Material for this task:
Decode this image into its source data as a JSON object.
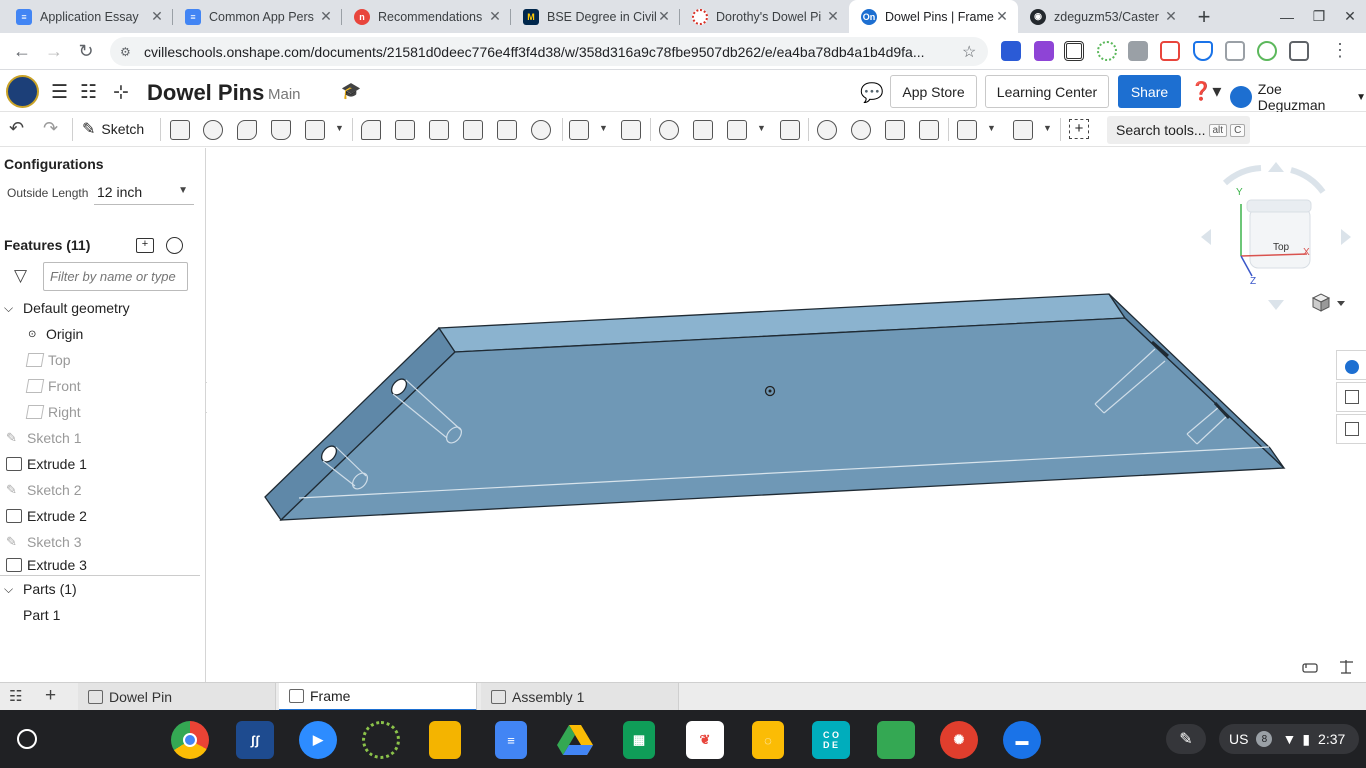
{
  "browser": {
    "tabs": [
      {
        "title": "Application Essay",
        "color": "#4285f4"
      },
      {
        "title": "Common App Pers",
        "color": "#4285f4"
      },
      {
        "title": "Recommendations",
        "color": "#e8453c"
      },
      {
        "title": "BSE Degree in Civil",
        "color": "#00274c"
      },
      {
        "title": "Dorothy's Dowel Pi",
        "color": "#d93025"
      },
      {
        "title": "Dowel Pins | Frame",
        "color": "#1d6fd1"
      },
      {
        "title": "zdeguzm53/Caster",
        "color": "#24292e"
      }
    ],
    "url": "cvilleschools.onshape.com/documents/21581d0deec776e4ff3f4d38/w/358d316a9c78fbe9507db262/e/ea4ba78db4a1b4d9fa..."
  },
  "header": {
    "doc_title": "Dowel Pins",
    "branch": "Main",
    "app_store": "App Store",
    "learning_center": "Learning Center",
    "share": "Share",
    "user": "Zoe Deguzman"
  },
  "toolbar": {
    "sketch_label": "Sketch",
    "search_label": "Search tools...",
    "shortcut_alt": "alt",
    "shortcut_key": "C"
  },
  "config": {
    "title": "Configurations",
    "label": "Outside Length",
    "value": "12 inch"
  },
  "features": {
    "title": "Features (11)",
    "filter_placeholder": "Filter by name or type",
    "default_geometry": "Default geometry",
    "items": [
      {
        "label": "Origin"
      },
      {
        "label": "Top"
      },
      {
        "label": "Front"
      },
      {
        "label": "Right"
      },
      {
        "label": "Sketch 1"
      },
      {
        "label": "Extrude 1"
      },
      {
        "label": "Sketch 2"
      },
      {
        "label": "Extrude 2"
      },
      {
        "label": "Sketch 3"
      },
      {
        "label": "Extrude 3"
      }
    ]
  },
  "parts": {
    "title": "Parts (1)",
    "items": [
      {
        "label": "Part 1"
      }
    ]
  },
  "viewcube": {
    "face": "Top",
    "axis_x": "X",
    "axis_y": "Y",
    "axis_z": "Z"
  },
  "bottom_tabs": [
    {
      "label": "Dowel Pin"
    },
    {
      "label": "Frame"
    },
    {
      "label": "Assembly 1"
    }
  ],
  "system": {
    "locale": "US",
    "badge": "8",
    "time": "2:37"
  },
  "colors": {
    "accent": "#1d6fd1",
    "part_fill": "#6f98b6",
    "part_top": "#8bb3cf"
  }
}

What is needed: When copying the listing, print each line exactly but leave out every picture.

Written response:
Decode this image into its source data as a JSON object.
{
  "browser": {
    "tabs": [
      {
        "title": "Application Essay",
        "color": "#4285f4"
      },
      {
        "title": "Common App Pers",
        "color": "#4285f4"
      },
      {
        "title": "Recommendations",
        "color": "#e8453c"
      },
      {
        "title": "BSE Degree in Civil",
        "color": "#00274c"
      },
      {
        "title": "Dorothy's Dowel Pi",
        "color": "#d93025"
      },
      {
        "title": "Dowel Pins | Frame",
        "color": "#1d6fd1"
      },
      {
        "title": "zdeguzm53/Caster",
        "color": "#24292e"
      }
    ],
    "url": "cvilleschools.onshape.com/documents/21581d0deec776e4ff3f4d38/w/358d316a9c78fbe9507db262/e/ea4ba78db4a1b4d9fa..."
  },
  "header": {
    "doc_title": "Dowel Pins",
    "branch": "Main",
    "app_store": "App Store",
    "learning_center": "Learning Center",
    "share": "Share",
    "user": "Zoe Deguzman"
  },
  "toolbar": {
    "sketch_label": "Sketch",
    "search_label": "Search tools...",
    "shortcut_alt": "alt",
    "shortcut_key": "C"
  },
  "config": {
    "title": "Configurations",
    "label": "Outside Length",
    "value": "12 inch"
  },
  "features": {
    "title": "Features (11)",
    "filter_placeholder": "Filter by name or type",
    "default_geometry": "Default geometry",
    "items": [
      {
        "label": "Origin"
      },
      {
        "label": "Top"
      },
      {
        "label": "Front"
      },
      {
        "label": "Right"
      },
      {
        "label": "Sketch 1"
      },
      {
        "label": "Extrude 1"
      },
      {
        "label": "Sketch 2"
      },
      {
        "label": "Extrude 2"
      },
      {
        "label": "Sketch 3"
      },
      {
        "label": "Extrude 3"
      }
    ]
  },
  "parts": {
    "title": "Parts (1)",
    "items": [
      {
        "label": "Part 1"
      }
    ]
  },
  "viewcube": {
    "face": "Top",
    "axis_x": "X",
    "axis_y": "Y",
    "axis_z": "Z"
  },
  "bottom_tabs": [
    {
      "label": "Dowel Pin"
    },
    {
      "label": "Frame"
    },
    {
      "label": "Assembly 1"
    }
  ],
  "system": {
    "locale": "US",
    "badge": "8",
    "time": "2:37"
  },
  "colors": {
    "accent": "#1d6fd1",
    "part_fill": "#6f98b6",
    "part_top": "#8bb3cf"
  }
}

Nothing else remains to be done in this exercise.